*** The records Section Begins ***

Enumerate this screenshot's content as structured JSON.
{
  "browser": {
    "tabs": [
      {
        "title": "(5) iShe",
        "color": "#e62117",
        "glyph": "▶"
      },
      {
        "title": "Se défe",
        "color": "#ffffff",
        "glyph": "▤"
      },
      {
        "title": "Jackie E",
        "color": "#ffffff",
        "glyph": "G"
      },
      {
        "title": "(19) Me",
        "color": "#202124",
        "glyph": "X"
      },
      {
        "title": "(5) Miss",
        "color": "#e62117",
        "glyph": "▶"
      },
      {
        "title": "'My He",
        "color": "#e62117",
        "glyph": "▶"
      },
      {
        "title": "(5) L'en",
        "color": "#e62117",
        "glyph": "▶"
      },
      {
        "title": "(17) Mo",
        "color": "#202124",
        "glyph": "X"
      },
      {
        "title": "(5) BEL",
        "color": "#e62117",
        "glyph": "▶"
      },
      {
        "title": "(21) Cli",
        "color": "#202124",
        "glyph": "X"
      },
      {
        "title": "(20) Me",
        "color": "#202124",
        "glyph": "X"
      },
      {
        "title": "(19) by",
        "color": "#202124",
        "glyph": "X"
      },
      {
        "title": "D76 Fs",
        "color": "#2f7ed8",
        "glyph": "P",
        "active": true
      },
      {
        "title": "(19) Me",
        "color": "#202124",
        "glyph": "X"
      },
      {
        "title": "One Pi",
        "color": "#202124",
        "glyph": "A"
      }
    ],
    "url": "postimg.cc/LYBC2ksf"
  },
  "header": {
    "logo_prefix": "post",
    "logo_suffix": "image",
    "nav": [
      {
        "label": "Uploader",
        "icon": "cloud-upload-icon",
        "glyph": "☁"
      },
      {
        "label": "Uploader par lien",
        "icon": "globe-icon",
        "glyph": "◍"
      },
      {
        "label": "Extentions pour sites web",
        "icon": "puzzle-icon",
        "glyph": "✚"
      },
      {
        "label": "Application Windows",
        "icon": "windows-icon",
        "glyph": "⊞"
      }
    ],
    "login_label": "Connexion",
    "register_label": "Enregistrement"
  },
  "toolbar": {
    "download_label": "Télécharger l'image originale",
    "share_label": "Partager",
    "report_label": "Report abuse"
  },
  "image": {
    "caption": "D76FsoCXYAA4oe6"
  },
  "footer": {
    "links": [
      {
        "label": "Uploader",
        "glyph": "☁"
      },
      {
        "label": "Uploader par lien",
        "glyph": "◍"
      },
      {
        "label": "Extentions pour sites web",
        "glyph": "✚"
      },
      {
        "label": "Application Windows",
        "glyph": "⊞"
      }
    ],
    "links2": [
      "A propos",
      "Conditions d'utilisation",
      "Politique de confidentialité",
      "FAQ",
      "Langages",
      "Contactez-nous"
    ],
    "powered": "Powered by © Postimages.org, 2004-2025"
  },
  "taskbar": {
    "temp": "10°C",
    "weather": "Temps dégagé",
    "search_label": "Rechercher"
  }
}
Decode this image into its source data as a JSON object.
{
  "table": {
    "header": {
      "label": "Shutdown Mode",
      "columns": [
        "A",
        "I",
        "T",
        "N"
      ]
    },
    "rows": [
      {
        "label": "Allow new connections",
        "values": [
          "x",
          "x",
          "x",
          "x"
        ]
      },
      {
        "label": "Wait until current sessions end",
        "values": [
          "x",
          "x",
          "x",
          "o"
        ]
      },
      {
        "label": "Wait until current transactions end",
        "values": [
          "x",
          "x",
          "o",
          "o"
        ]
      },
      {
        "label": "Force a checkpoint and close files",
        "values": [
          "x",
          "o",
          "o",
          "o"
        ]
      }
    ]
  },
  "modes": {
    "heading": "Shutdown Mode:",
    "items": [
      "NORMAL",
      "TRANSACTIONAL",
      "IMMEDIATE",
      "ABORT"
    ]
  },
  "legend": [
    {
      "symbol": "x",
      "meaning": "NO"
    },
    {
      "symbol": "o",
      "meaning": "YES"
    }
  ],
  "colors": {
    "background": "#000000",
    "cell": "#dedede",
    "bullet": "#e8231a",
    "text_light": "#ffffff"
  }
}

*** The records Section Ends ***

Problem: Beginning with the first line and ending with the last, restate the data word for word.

Response below:
Enumerate this screenshot's content as structured JSON.
{
  "browser": {
    "tabs": [
      {
        "title": "(5) iShe",
        "color": "#e62117",
        "glyph": "▶"
      },
      {
        "title": "Se défe",
        "color": "#ffffff",
        "glyph": "▤"
      },
      {
        "title": "Jackie E",
        "color": "#ffffff",
        "glyph": "G"
      },
      {
        "title": "(19) Me",
        "color": "#202124",
        "glyph": "X"
      },
      {
        "title": "(5) Miss",
        "color": "#e62117",
        "glyph": "▶"
      },
      {
        "title": "'My He",
        "color": "#e62117",
        "glyph": "▶"
      },
      {
        "title": "(5) L'en",
        "color": "#e62117",
        "glyph": "▶"
      },
      {
        "title": "(17) Mo",
        "color": "#202124",
        "glyph": "X"
      },
      {
        "title": "(5) BEL",
        "color": "#e62117",
        "glyph": "▶"
      },
      {
        "title": "(21) Cli",
        "color": "#202124",
        "glyph": "X"
      },
      {
        "title": "(20) Me",
        "color": "#202124",
        "glyph": "X"
      },
      {
        "title": "(19) by",
        "color": "#202124",
        "glyph": "X"
      },
      {
        "title": "D76 Fs",
        "color": "#2f7ed8",
        "glyph": "P",
        "active": true
      },
      {
        "title": "(19) Me",
        "color": "#202124",
        "glyph": "X"
      },
      {
        "title": "One Pi",
        "color": "#202124",
        "glyph": "A"
      }
    ],
    "url": "postimg.cc/LYBC2ksf"
  },
  "header": {
    "logo_prefix": "post",
    "logo_suffix": "image",
    "nav": [
      {
        "label": "Uploader",
        "icon": "cloud-upload-icon",
        "glyph": "☁"
      },
      {
        "label": "Uploader par lien",
        "icon": "globe-icon",
        "glyph": "◍"
      },
      {
        "label": "Extentions pour sites web",
        "icon": "puzzle-icon",
        "glyph": "✚"
      },
      {
        "label": "Application Windows",
        "icon": "windows-icon",
        "glyph": "⊞"
      }
    ],
    "login_label": "Connexion",
    "register_label": "Enregistrement"
  },
  "toolbar": {
    "download_label": "Télécharger l'image originale",
    "share_label": "Partager",
    "report_label": "Report abuse"
  },
  "image": {
    "caption": "D76FsoCXYAA4oe6"
  },
  "footer": {
    "links": [
      {
        "label": "Uploader",
        "glyph": "☁"
      },
      {
        "label": "Uploader par lien",
        "glyph": "◍"
      },
      {
        "label": "Extentions pour sites web",
        "glyph": "✚"
      },
      {
        "label": "Application Windows",
        "glyph": "⊞"
      }
    ],
    "links2": [
      "A propos",
      "Conditions d'utilisation",
      "Politique de confidentialité",
      "FAQ",
      "Langages",
      "Contactez-nous"
    ],
    "powered": "Powered by © Postimages.org, 2004-2025"
  },
  "taskbar": {
    "temp": "10°C",
    "weather": "Temps dégagé",
    "search_label": "Rechercher"
  }
}
Decode this image into its source data as a JSON object.
{
  "table": {
    "header": {
      "label": "Shutdown Mode",
      "columns": [
        "A",
        "I",
        "T",
        "N"
      ]
    },
    "rows": [
      {
        "label": "Allow new connections",
        "values": [
          "x",
          "x",
          "x",
          "x"
        ]
      },
      {
        "label": "Wait until current sessions end",
        "values": [
          "x",
          "x",
          "x",
          "o"
        ]
      },
      {
        "label": "Wait until current transactions end",
        "values": [
          "x",
          "x",
          "o",
          "o"
        ]
      },
      {
        "label": "Force a checkpoint and close files",
        "values": [
          "x",
          "o",
          "o",
          "o"
        ]
      }
    ]
  },
  "modes": {
    "heading": "Shutdown Mode:",
    "items": [
      "NORMAL",
      "TRANSACTIONAL",
      "IMMEDIATE",
      "ABORT"
    ]
  },
  "legend": [
    {
      "symbol": "x",
      "meaning": "NO"
    },
    {
      "symbol": "o",
      "meaning": "YES"
    }
  ],
  "colors": {
    "background": "#000000",
    "cell": "#dedede",
    "bullet": "#e8231a",
    "text_light": "#ffffff"
  }
}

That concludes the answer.